Last night I came home and Barry had cleaned the living room and kitchen. This made me happy. After I gazed lovingly at my clean floors, I noticed a box behind him on the counter.
“What’s that?” I asked him.
“I don’t know,” he said.
“Who’s it from?”
“The University Press of Florida,” and then he smiled. Big smile, because the box could only be one thing, really: The author copies of my book.
The book has arrived. Finally. It’s real. It has my name on it and everything.
Then, this morning, that thing on Facebook where you see your memories on the same date in years past popped up with this: One day shy of five years to the day after Stetson Kennedy died, my travel narrative about retracing the tours he helped created in the 1930s arrives.
Five years. Five years to take the trips, write the book, edit the book, revise the book, edit the book, do all the things you have to do after you write and edit and revise and edit a book, and to get to here. That’s a long time, or at least, it feels that way.
I never met the man — he died too soon — and anyone who’s seen the book in any of its drafts knows I did my own thing — this book doesn’t quite resemble the guide he helped create — but I hope, wherever it is that Florida people like him go when they die, he doesn’t hate it and, more importantly, he knows how much his legacy has impacted my life.

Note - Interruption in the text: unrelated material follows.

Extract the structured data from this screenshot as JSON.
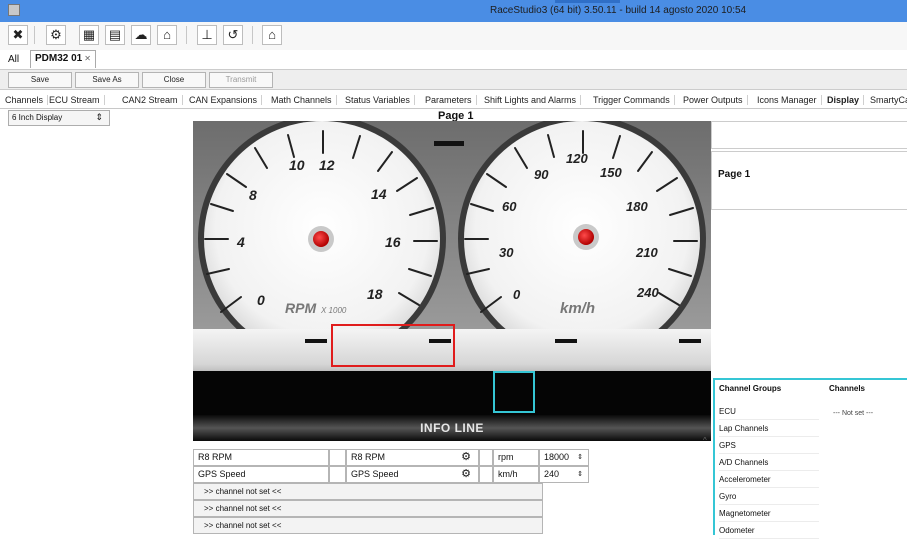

You can buy the book here, and I truly hope you do. I re-read a lot of it last night and I’m certainly not impartial, but I do kind of love it.